*EXERCISE BRIEF*: If a line in the entries below contains "enforcer", copy it.

*SOURCE RECORDS*:
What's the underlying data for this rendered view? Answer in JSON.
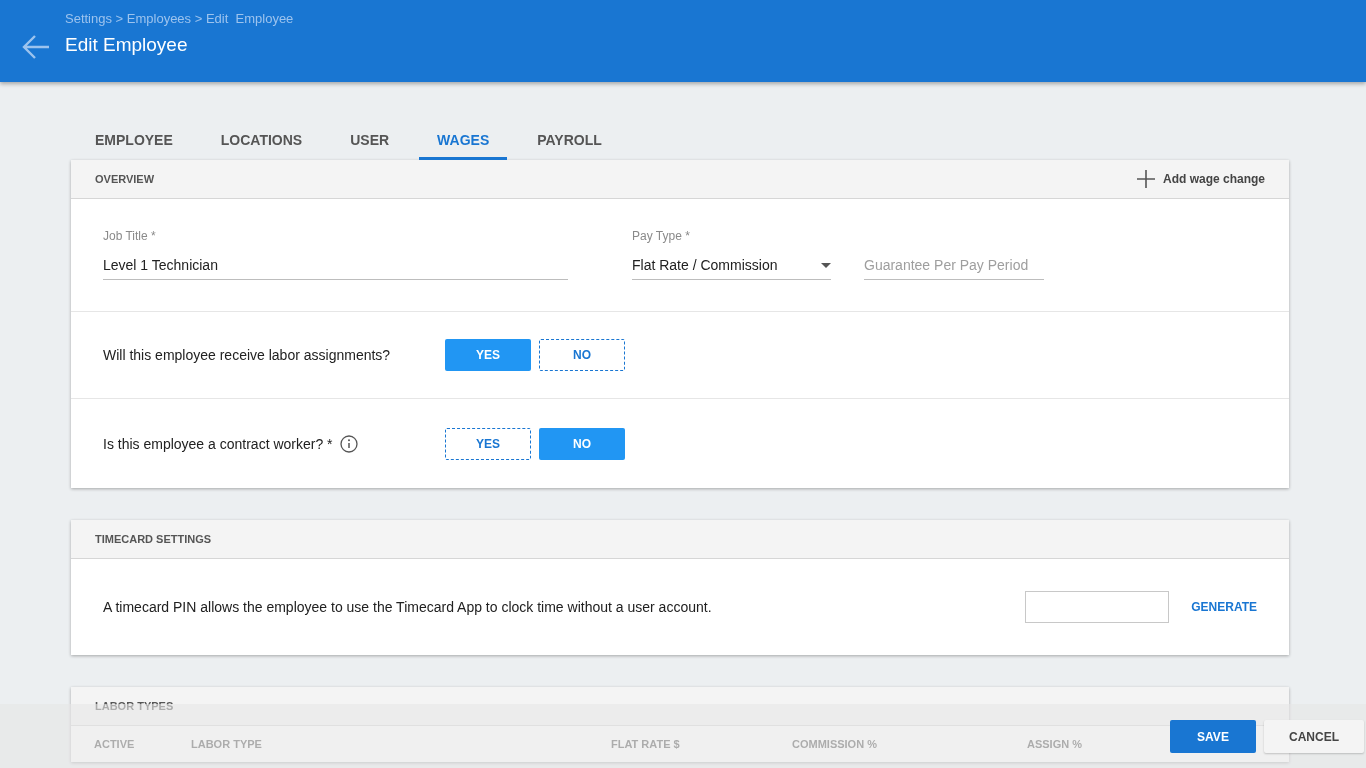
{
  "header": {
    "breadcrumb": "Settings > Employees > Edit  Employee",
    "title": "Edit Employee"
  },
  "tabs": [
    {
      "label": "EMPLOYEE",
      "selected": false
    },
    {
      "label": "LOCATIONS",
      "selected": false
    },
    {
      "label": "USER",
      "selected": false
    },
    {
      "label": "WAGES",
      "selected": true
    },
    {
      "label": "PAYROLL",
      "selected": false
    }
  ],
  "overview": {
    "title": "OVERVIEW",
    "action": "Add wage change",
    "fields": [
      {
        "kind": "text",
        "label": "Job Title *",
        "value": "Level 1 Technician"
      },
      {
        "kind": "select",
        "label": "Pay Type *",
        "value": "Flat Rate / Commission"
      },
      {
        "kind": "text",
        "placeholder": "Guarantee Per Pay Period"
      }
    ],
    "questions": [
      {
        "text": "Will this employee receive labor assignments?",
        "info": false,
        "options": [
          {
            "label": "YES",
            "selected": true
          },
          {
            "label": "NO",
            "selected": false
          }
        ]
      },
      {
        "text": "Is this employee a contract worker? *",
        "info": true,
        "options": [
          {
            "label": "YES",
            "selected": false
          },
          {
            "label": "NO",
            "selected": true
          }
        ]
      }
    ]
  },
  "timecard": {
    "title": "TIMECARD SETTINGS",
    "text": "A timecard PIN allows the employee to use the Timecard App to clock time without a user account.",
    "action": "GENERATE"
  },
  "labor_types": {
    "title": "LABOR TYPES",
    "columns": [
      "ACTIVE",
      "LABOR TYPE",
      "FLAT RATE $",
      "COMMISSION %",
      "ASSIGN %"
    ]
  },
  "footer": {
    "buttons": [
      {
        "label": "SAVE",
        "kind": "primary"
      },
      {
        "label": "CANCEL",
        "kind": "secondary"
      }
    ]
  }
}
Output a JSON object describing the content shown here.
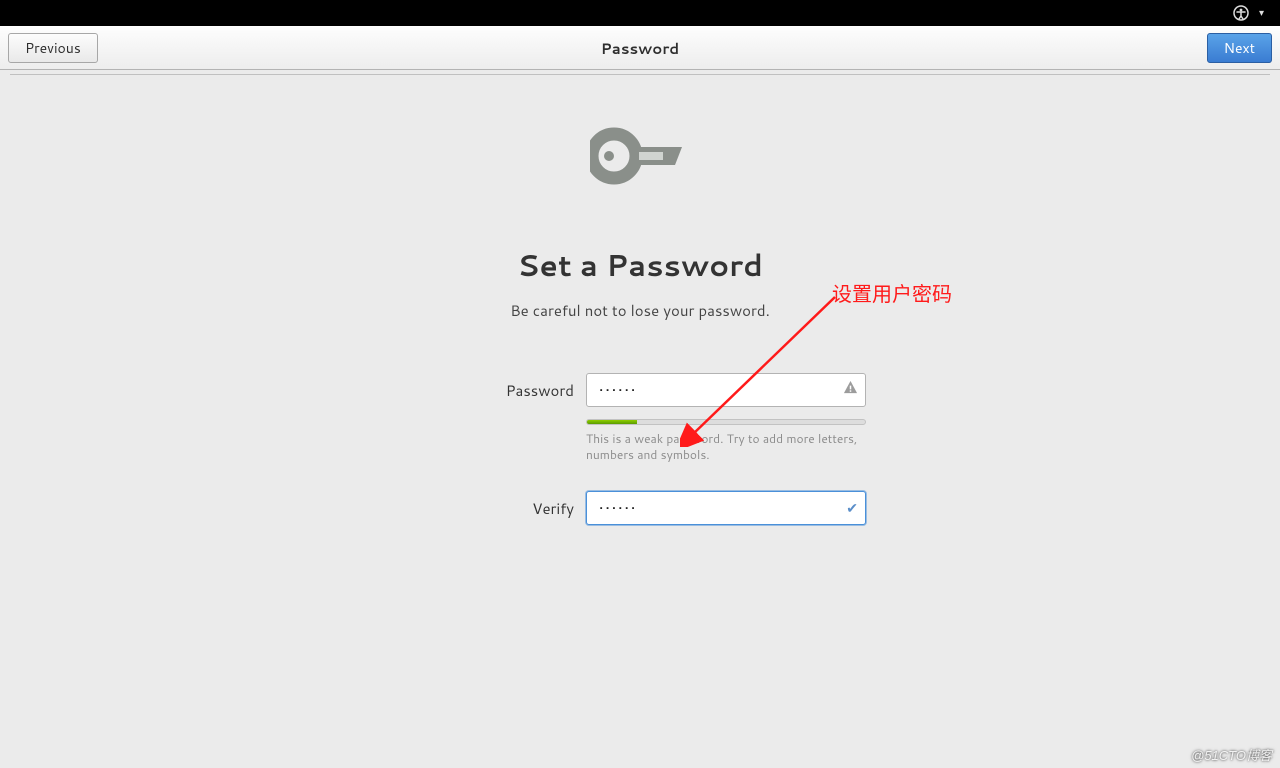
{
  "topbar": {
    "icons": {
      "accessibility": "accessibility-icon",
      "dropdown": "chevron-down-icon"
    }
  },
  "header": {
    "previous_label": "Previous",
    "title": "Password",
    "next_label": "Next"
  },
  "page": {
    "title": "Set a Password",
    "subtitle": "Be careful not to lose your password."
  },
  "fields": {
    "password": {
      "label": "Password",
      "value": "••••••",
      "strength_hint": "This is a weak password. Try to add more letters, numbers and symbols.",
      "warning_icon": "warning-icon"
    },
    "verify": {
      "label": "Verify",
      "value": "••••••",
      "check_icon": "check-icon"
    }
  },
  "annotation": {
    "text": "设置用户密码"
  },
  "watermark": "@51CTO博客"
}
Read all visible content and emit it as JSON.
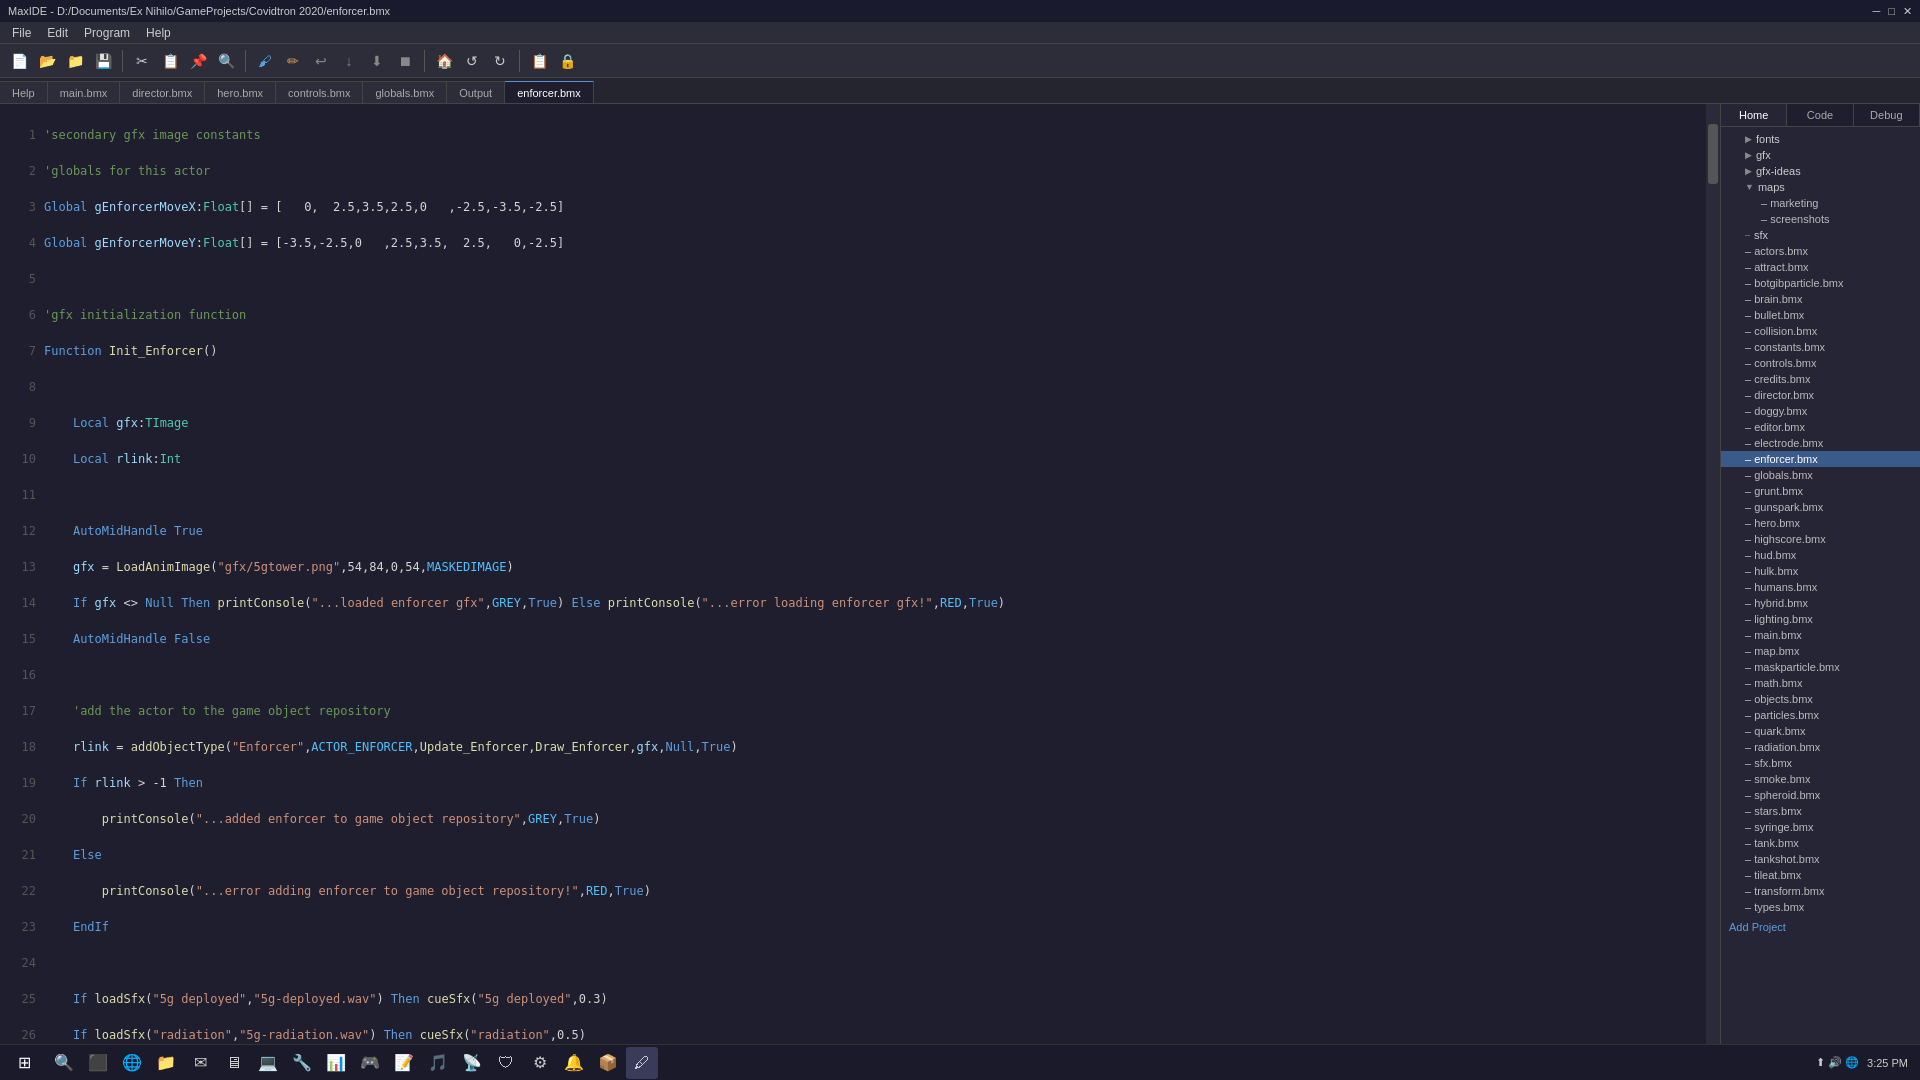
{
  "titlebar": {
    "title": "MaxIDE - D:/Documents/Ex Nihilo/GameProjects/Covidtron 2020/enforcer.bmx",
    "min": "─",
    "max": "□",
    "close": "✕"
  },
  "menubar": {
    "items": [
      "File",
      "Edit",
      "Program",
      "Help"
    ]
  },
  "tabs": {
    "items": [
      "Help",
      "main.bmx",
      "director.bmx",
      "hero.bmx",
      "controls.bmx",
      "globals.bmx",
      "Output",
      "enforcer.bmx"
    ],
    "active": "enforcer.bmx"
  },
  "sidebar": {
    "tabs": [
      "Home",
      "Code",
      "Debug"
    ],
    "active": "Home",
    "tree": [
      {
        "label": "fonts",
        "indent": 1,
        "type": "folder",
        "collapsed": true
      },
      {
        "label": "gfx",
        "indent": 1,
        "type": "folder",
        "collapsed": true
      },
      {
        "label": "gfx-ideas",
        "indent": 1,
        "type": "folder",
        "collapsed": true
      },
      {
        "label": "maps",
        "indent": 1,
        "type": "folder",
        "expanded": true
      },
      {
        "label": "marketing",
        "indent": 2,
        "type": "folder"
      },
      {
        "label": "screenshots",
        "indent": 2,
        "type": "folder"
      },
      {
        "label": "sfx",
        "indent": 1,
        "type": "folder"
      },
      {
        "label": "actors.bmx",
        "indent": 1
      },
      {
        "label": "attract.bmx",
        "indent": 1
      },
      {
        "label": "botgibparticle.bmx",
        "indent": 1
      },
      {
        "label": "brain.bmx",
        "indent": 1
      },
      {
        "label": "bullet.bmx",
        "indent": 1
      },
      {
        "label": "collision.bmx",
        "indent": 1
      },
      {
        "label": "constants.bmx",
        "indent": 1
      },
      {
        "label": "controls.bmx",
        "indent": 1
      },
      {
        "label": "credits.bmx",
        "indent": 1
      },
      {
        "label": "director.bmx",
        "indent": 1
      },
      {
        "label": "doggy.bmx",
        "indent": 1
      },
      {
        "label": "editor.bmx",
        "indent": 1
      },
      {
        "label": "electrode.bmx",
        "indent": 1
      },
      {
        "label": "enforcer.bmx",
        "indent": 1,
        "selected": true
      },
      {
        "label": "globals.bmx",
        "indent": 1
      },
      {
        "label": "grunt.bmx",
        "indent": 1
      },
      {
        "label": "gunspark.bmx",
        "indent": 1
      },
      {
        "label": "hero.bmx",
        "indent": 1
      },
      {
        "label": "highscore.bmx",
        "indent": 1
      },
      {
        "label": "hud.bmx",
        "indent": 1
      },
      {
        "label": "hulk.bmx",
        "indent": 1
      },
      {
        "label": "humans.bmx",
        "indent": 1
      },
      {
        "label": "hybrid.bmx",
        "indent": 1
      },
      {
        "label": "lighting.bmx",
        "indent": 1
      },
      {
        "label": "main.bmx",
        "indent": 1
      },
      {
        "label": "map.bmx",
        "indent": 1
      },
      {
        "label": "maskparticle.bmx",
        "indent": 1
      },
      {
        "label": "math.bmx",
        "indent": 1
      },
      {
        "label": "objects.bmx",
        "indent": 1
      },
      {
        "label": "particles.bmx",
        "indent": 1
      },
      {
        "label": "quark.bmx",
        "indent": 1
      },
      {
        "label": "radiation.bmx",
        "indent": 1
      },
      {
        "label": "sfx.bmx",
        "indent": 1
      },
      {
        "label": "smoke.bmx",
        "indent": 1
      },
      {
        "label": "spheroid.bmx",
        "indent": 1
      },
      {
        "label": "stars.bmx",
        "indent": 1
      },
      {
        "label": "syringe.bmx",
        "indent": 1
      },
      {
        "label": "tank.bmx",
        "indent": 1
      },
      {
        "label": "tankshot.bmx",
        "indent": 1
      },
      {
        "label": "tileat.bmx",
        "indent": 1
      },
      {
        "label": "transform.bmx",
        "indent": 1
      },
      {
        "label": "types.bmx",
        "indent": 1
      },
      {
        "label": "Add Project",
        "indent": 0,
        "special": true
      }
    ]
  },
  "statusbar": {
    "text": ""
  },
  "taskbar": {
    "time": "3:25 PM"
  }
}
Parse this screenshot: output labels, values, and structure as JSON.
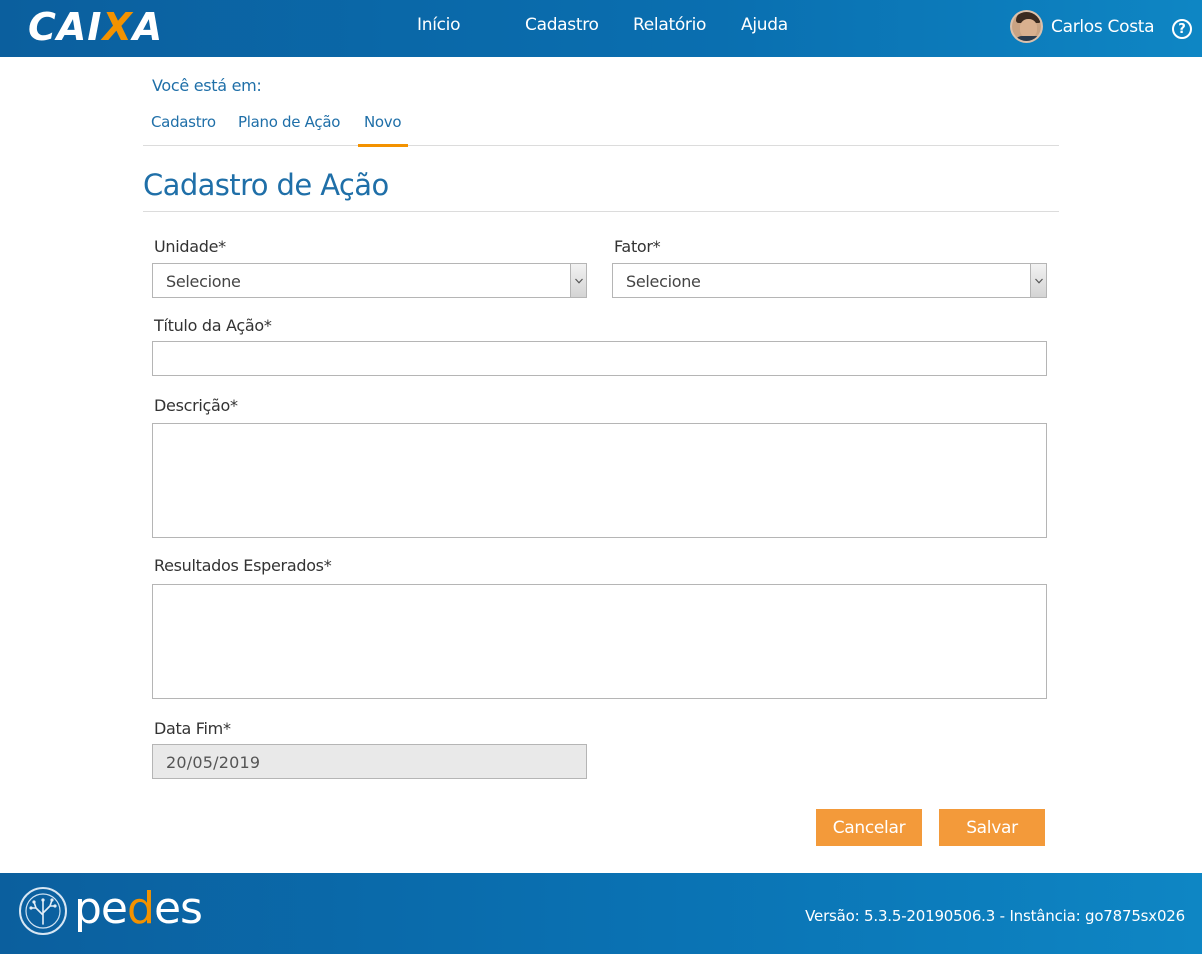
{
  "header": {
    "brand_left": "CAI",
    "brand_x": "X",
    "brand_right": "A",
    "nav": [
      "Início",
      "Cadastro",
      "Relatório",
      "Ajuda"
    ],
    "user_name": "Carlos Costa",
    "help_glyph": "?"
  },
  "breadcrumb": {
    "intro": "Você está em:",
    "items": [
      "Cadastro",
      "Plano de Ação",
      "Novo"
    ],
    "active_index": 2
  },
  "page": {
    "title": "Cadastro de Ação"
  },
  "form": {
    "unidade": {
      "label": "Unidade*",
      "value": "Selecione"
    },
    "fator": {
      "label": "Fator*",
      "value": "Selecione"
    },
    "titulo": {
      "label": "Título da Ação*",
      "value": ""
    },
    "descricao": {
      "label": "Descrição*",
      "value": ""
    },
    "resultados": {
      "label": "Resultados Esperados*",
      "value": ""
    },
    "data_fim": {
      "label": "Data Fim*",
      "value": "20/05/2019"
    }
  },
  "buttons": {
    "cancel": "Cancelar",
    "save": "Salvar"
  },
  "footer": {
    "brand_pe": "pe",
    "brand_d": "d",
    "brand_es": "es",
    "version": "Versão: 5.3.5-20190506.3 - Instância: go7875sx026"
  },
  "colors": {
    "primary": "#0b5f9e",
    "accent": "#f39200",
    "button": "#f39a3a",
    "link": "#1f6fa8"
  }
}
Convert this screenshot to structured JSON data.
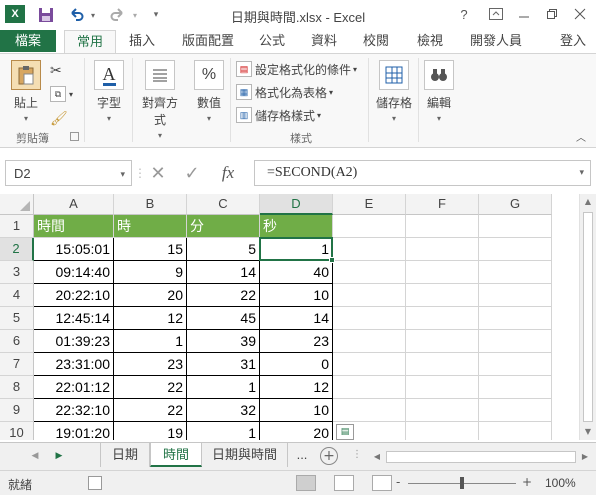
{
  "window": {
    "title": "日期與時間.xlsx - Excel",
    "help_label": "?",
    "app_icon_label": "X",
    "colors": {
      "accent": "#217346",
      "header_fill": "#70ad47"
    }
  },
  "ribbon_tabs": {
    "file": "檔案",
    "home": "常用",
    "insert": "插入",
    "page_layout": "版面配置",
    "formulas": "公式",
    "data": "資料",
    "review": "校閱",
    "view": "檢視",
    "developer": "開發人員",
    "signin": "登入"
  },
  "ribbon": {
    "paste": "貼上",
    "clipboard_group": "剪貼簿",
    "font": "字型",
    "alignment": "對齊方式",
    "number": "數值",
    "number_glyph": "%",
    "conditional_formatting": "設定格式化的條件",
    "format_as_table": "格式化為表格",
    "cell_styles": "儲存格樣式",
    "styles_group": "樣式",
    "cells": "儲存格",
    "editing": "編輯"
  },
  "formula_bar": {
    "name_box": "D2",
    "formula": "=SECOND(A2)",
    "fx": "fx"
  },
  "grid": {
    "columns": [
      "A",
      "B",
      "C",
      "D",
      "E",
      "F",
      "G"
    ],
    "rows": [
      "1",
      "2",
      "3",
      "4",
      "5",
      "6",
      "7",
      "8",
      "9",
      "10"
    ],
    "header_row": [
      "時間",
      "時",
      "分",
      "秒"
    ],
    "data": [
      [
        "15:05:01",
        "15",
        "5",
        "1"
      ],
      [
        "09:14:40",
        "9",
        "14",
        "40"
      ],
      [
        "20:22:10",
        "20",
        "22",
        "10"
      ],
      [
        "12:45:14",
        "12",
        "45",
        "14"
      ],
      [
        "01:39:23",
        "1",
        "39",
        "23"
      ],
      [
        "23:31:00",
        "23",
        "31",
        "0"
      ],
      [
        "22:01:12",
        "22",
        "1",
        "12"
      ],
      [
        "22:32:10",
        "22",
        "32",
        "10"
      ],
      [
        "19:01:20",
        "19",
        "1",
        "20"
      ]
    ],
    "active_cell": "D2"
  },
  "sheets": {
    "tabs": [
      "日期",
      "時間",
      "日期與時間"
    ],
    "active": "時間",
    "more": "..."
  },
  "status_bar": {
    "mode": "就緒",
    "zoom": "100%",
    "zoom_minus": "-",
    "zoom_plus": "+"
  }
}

*COMPLETED TASK*:
    "title": "MaxIDE - D:/Documents/Ex Nihilo/GameProjects/Covidtron 2020/enforcer.bmx",
      "enforcer.bmx"
    "active": "enforcer.bmx"
        "label": "enforcer.bmx",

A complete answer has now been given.